WORK ORDER: Show each line in the listing below that contains the word "true".

DATA RECORDS:
##########

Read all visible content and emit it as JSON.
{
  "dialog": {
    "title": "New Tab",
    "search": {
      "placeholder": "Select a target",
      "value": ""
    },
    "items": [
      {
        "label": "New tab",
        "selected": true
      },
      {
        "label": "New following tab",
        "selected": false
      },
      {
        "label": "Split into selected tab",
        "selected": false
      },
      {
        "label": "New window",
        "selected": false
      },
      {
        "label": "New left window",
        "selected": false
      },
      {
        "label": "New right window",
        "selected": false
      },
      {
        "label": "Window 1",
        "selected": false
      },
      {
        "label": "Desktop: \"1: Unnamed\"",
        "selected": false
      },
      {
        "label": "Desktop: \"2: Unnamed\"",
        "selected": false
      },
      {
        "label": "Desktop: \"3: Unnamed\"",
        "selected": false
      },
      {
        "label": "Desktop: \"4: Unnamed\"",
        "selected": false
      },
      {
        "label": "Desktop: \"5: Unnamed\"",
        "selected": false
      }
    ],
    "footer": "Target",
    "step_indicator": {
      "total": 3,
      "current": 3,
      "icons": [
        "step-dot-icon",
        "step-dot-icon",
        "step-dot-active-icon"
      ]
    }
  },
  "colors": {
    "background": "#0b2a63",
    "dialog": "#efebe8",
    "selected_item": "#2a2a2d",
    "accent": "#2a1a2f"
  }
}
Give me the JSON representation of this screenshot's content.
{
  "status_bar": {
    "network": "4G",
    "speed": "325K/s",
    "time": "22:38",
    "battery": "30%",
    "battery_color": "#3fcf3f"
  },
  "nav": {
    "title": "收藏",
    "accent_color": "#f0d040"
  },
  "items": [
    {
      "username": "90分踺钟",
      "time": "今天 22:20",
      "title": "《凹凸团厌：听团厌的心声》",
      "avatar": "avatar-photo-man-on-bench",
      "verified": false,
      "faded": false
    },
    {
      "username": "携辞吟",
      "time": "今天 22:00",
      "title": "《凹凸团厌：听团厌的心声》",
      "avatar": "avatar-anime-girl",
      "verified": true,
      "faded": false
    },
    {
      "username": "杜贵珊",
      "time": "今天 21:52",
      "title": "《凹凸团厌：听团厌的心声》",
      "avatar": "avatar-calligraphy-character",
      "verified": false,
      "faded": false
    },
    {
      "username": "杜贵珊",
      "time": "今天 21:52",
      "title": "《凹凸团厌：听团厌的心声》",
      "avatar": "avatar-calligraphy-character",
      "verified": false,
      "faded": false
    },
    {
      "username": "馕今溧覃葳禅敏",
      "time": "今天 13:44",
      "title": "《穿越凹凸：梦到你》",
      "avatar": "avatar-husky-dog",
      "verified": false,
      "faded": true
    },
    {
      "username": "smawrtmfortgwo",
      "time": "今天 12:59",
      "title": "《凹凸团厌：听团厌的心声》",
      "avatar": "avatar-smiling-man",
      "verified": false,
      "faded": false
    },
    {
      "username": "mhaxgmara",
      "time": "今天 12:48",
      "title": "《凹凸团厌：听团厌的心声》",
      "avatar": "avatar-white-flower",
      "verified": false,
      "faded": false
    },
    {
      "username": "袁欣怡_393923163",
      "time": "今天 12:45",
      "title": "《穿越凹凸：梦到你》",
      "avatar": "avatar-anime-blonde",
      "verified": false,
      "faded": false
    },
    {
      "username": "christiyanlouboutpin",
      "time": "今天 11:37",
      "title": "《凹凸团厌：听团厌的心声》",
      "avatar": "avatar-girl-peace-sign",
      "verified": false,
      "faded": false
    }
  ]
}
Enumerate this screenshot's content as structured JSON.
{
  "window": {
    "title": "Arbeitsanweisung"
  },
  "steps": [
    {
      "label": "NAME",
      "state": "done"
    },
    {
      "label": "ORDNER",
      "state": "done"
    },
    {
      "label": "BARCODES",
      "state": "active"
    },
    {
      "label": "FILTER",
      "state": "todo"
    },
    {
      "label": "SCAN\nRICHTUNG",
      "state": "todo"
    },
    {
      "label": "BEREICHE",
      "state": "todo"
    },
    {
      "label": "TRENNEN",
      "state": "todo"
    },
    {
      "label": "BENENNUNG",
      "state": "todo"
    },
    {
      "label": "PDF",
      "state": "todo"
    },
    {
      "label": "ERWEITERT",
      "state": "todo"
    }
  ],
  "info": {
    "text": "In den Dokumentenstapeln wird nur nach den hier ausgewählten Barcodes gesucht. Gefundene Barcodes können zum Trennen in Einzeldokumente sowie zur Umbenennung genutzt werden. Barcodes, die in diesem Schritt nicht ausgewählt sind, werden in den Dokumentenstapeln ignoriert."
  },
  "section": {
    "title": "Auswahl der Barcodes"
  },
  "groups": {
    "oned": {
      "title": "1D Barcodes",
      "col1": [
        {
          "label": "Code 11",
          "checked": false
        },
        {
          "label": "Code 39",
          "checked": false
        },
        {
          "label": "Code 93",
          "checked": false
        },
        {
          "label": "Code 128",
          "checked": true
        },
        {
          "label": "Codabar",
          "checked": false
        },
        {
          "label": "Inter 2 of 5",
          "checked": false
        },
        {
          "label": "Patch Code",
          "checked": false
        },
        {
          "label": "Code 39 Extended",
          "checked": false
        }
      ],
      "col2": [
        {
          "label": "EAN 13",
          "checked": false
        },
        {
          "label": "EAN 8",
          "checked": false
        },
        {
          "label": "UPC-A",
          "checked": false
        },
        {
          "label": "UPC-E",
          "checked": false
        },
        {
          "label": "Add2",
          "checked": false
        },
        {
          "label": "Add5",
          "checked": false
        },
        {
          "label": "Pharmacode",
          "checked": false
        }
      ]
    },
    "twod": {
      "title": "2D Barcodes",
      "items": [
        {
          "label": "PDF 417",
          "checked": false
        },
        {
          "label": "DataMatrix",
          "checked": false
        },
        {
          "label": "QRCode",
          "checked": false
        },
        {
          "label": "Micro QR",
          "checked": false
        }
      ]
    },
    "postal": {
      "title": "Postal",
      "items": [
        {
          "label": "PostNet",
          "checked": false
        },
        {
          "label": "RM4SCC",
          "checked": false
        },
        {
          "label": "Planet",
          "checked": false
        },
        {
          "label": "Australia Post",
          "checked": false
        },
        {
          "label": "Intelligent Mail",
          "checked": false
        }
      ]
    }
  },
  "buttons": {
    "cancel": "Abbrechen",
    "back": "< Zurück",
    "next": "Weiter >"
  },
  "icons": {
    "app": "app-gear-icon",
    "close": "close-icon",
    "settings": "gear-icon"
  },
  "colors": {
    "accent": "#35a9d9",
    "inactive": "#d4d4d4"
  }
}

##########

PROBLEM SOLUTION:
        "selected": true
      "verified": true,
      "faded": true
          "checked": true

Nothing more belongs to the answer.